Saved data entries
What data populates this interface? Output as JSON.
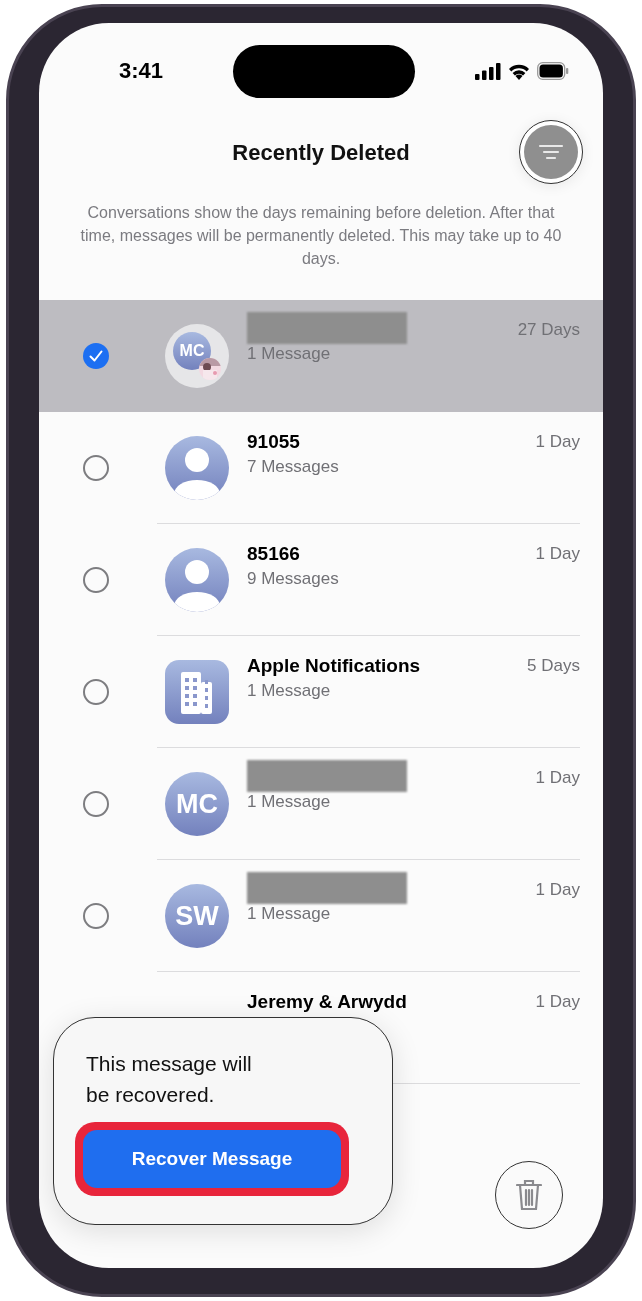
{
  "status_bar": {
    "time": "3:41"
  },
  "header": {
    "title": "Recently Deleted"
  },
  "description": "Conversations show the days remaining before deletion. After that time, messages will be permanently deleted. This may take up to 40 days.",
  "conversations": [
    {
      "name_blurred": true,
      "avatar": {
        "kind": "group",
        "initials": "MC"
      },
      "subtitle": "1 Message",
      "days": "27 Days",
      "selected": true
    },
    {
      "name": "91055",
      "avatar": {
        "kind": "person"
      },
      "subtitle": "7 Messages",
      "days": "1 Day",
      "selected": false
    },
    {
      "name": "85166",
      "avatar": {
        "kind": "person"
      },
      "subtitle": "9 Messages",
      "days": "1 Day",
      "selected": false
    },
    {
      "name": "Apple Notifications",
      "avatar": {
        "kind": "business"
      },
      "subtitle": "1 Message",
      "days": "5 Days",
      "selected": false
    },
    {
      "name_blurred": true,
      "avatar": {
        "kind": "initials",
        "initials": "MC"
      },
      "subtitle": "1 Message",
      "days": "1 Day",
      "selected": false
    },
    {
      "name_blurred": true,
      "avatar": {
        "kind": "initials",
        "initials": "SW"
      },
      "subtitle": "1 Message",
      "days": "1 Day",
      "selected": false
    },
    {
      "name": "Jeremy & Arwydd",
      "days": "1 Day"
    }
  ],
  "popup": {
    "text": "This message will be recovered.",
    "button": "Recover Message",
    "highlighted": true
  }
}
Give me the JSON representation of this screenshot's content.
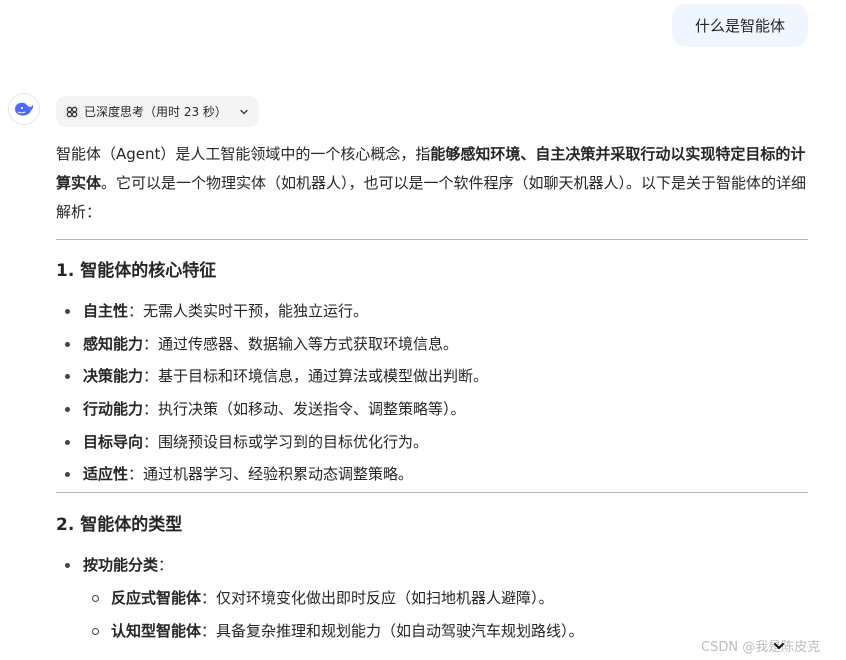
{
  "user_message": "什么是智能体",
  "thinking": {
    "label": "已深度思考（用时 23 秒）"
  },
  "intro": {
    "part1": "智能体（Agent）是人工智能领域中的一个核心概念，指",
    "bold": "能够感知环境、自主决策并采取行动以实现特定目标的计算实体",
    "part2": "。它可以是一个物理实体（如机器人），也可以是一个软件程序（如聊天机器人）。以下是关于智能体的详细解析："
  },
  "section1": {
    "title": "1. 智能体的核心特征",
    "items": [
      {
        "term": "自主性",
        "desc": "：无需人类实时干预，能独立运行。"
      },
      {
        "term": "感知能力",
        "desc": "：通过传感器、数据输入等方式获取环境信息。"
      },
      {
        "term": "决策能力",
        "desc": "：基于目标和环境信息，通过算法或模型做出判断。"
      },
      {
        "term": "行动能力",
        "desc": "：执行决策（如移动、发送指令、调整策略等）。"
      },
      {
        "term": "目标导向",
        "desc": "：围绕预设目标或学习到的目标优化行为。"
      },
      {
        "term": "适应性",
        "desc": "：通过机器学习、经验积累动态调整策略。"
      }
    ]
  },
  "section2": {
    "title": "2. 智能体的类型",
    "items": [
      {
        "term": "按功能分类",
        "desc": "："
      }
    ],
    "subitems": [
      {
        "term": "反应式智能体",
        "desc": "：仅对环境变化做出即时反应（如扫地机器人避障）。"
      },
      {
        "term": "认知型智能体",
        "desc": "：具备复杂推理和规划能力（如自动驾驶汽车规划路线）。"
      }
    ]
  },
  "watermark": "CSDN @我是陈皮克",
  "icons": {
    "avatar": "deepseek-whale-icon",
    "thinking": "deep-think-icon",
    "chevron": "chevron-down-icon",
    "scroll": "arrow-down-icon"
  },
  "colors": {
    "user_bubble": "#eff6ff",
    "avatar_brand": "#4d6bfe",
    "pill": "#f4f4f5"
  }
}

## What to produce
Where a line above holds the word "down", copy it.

## Solution
    "chevron": "chevron-down-icon",
    "scroll": "arrow-down-icon"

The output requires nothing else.